Source data:
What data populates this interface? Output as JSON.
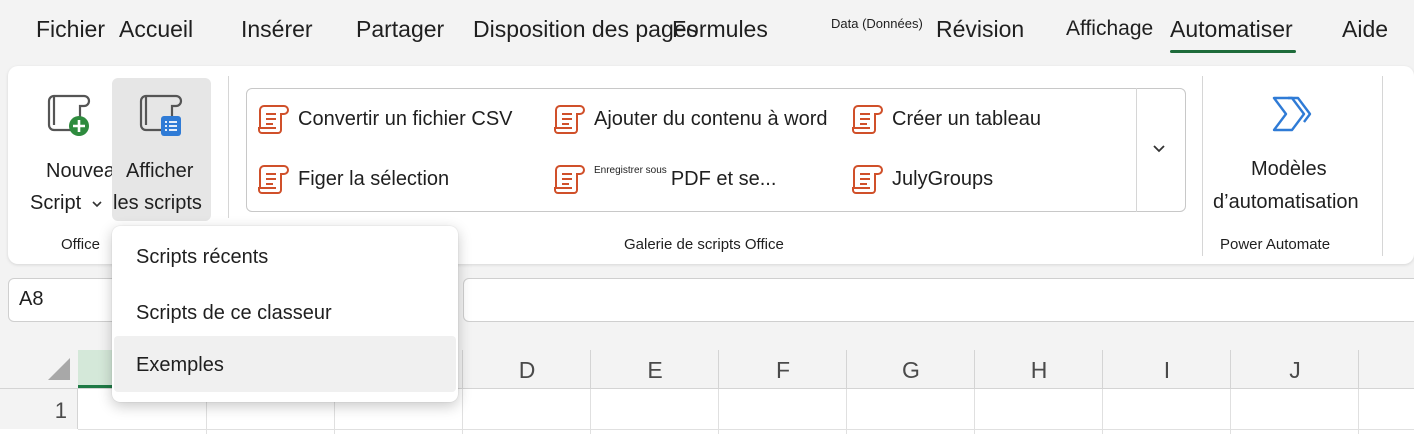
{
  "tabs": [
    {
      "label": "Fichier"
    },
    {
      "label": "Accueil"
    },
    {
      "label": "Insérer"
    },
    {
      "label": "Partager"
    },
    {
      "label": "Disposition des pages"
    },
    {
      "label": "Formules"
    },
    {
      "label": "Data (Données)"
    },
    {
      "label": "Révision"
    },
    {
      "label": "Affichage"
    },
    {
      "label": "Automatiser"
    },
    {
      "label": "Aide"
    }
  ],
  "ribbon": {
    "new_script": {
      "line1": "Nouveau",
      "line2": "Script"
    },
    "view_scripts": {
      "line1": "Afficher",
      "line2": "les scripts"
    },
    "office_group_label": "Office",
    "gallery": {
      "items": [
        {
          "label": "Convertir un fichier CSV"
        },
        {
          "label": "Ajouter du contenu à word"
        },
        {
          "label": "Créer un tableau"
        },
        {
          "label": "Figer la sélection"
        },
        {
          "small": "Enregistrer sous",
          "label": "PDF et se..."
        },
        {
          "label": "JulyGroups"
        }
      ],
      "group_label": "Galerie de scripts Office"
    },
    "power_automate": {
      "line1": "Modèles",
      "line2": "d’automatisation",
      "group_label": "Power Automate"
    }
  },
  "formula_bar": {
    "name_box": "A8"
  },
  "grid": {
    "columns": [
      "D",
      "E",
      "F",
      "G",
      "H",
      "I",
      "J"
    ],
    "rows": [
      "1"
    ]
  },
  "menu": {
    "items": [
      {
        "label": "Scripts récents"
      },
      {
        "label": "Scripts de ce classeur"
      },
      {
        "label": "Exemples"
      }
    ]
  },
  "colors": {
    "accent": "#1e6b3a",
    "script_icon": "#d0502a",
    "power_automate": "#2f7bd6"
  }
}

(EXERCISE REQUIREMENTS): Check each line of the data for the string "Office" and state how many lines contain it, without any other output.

(RESULT OF THIS EXERCISE): 2